TASK TO COMPLETE: Every record listed below should be copied exactly.

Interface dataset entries
- Opening Delimiter -

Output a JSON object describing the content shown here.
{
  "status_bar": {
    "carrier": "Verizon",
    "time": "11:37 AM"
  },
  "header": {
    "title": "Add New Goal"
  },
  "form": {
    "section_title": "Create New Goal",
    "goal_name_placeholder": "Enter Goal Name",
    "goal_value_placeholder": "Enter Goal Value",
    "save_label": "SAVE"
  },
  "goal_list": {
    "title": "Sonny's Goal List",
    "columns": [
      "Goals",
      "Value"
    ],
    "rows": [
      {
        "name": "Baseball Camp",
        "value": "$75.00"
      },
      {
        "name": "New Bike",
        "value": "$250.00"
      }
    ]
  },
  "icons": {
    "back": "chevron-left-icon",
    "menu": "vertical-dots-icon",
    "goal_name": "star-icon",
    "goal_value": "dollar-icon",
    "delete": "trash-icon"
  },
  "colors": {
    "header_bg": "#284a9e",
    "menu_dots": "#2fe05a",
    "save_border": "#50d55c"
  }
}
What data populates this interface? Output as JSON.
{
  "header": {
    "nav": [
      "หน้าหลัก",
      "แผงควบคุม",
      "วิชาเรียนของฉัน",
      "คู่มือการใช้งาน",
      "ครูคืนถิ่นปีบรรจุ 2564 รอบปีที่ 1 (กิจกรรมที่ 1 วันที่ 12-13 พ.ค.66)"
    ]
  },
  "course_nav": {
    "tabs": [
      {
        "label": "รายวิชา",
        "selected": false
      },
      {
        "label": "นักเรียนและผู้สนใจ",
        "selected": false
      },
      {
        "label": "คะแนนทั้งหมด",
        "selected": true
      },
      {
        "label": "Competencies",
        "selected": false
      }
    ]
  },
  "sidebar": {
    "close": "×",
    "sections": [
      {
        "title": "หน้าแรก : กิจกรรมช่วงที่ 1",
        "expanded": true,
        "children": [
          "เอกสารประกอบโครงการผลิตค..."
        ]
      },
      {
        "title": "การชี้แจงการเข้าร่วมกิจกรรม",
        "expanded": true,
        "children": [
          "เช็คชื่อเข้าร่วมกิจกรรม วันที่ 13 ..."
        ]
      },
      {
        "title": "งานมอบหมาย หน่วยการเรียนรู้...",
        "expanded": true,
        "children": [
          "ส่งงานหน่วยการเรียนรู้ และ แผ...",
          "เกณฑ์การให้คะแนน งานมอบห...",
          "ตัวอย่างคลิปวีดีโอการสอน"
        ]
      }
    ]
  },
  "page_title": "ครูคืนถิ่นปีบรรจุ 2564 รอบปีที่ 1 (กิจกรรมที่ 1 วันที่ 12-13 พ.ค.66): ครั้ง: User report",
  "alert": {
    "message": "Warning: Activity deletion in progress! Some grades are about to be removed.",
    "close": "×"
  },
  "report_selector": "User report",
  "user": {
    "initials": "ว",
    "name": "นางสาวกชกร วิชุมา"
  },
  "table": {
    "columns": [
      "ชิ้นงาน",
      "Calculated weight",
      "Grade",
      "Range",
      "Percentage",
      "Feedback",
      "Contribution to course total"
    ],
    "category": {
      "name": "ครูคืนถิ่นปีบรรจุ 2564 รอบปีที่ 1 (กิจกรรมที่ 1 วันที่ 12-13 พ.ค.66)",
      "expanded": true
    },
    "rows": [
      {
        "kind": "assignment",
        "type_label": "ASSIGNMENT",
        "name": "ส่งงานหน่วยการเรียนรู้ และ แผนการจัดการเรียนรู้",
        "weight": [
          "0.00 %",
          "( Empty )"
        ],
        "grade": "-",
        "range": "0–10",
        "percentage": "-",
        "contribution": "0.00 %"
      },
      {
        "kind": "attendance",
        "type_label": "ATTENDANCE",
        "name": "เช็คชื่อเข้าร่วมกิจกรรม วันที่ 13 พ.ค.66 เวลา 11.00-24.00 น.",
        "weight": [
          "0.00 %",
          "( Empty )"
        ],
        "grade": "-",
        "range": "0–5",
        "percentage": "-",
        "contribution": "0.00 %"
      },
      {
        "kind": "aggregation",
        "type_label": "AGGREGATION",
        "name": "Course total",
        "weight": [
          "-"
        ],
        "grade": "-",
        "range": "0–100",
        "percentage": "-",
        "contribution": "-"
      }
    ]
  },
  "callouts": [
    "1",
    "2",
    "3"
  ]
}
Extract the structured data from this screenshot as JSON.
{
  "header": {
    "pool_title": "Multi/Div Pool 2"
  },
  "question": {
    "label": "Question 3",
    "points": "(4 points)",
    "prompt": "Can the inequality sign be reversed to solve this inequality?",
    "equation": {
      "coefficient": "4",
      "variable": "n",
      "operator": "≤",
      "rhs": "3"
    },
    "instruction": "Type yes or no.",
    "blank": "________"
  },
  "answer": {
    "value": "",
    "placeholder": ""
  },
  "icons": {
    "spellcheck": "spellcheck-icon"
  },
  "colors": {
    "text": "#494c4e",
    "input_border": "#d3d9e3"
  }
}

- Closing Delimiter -

SOLUTION BELOW:
Output a JSON object describing the content shown here.
{
  "status_bar": {
    "carrier": "Verizon",
    "time": "11:37 AM"
  },
  "header": {
    "title": "Add New Goal"
  },
  "form": {
    "section_title": "Create New Goal",
    "goal_name_placeholder": "Enter Goal Name",
    "goal_value_placeholder": "Enter Goal Value",
    "save_label": "SAVE"
  },
  "goal_list": {
    "title": "Sonny's Goal List",
    "columns": [
      "Goals",
      "Value"
    ],
    "rows": [
      {
        "name": "Baseball Camp",
        "value": "$75.00"
      },
      {
        "name": "New Bike",
        "value": "$250.00"
      }
    ]
  },
  "icons": {
    "back": "chevron-left-icon",
    "menu": "vertical-dots-icon",
    "goal_name": "star-icon",
    "goal_value": "dollar-icon",
    "delete": "trash-icon"
  },
  "colors": {
    "header_bg": "#284a9e",
    "menu_dots": "#2fe05a",
    "save_border": "#50d55c"
  }
}
What data populates this interface? Output as JSON.
{
  "header": {
    "nav": [
      "หน้าหลัก",
      "แผงควบคุม",
      "วิชาเรียนของฉัน",
      "คู่มือการใช้งาน",
      "ครูคืนถิ่นปีบรรจุ 2564 รอบปีที่ 1 (กิจกรรมที่ 1 วันที่ 12-13 พ.ค.66)"
    ]
  },
  "course_nav": {
    "tabs": [
      {
        "label": "รายวิชา",
        "selected": false
      },
      {
        "label": "นักเรียนและผู้สนใจ",
        "selected": false
      },
      {
        "label": "คะแนนทั้งหมด",
        "selected": true
      },
      {
        "label": "Competencies",
        "selected": false
      }
    ]
  },
  "sidebar": {
    "close": "×",
    "sections": [
      {
        "title": "หน้าแรก : กิจกรรมช่วงที่ 1",
        "expanded": true,
        "children": [
          "เอกสารประกอบโครงการผลิตค..."
        ]
      },
      {
        "title": "การชี้แจงการเข้าร่วมกิจกรรม",
        "expanded": true,
        "children": [
          "เช็คชื่อเข้าร่วมกิจกรรม วันที่ 13 ..."
        ]
      },
      {
        "title": "งานมอบหมาย หน่วยการเรียนรู้...",
        "expanded": true,
        "children": [
          "ส่งงานหน่วยการเรียนรู้ และ แผ...",
          "เกณฑ์การให้คะแนน งานมอบห...",
          "ตัวอย่างคลิปวีดีโอการสอน"
        ]
      }
    ]
  },
  "page_title": "ครูคืนถิ่นปีบรรจุ 2564 รอบปีที่ 1 (กิจกรรมที่ 1 วันที่ 12-13 พ.ค.66): ครั้ง: User report",
  "alert": {
    "message": "Warning: Activity deletion in progress! Some grades are about to be removed.",
    "close": "×"
  },
  "report_selector": "User report",
  "user": {
    "initials": "ว",
    "name": "นางสาวกชกร วิชุมา"
  },
  "table": {
    "columns": [
      "ชิ้นงาน",
      "Calculated weight",
      "Grade",
      "Range",
      "Percentage",
      "Feedback",
      "Contribution to course total"
    ],
    "category": {
      "name": "ครูคืนถิ่นปีบรรจุ 2564 รอบปีที่ 1 (กิจกรรมที่ 1 วันที่ 12-13 พ.ค.66)",
      "expanded": true
    },
    "rows": [
      {
        "kind": "assignment",
        "type_label": "ASSIGNMENT",
        "name": "ส่งงานหน่วยการเรียนรู้ และ แผนการจัดการเรียนรู้",
        "weight": [
          "0.00 %",
          "( Empty )"
        ],
        "grade": "-",
        "range": "0–10",
        "percentage": "-",
        "contribution": "0.00 %"
      },
      {
        "kind": "attendance",
        "type_label": "ATTENDANCE",
        "name": "เช็คชื่อเข้าร่วมกิจกรรม วันที่ 13 พ.ค.66 เวลา 11.00-24.00 น.",
        "weight": [
          "0.00 %",
          "( Empty )"
        ],
        "grade": "-",
        "range": "0–5",
        "percentage": "-",
        "contribution": "0.00 %"
      },
      {
        "kind": "aggregation",
        "type_label": "AGGREGATION",
        "name": "Course total",
        "weight": [
          "-"
        ],
        "grade": "-",
        "range": "0–100",
        "percentage": "-",
        "contribution": "-"
      }
    ]
  },
  "callouts": [
    "1",
    "2",
    "3"
  ]
}
Extract the structured data from this screenshot as JSON.
{
  "header": {
    "pool_title": "Multi/Div Pool 2"
  },
  "question": {
    "label": "Question 3",
    "points": "(4 points)",
    "prompt": "Can the inequality sign be reversed to solve this inequality?",
    "equation": {
      "coefficient": "4",
      "variable": "n",
      "operator": "≤",
      "rhs": "3"
    },
    "instruction": "Type yes or no.",
    "blank": "________"
  },
  "answer": {
    "value": "",
    "placeholder": ""
  },
  "icons": {
    "spellcheck": "spellcheck-icon"
  },
  "colors": {
    "text": "#494c4e",
    "input_border": "#d3d9e3"
  }
}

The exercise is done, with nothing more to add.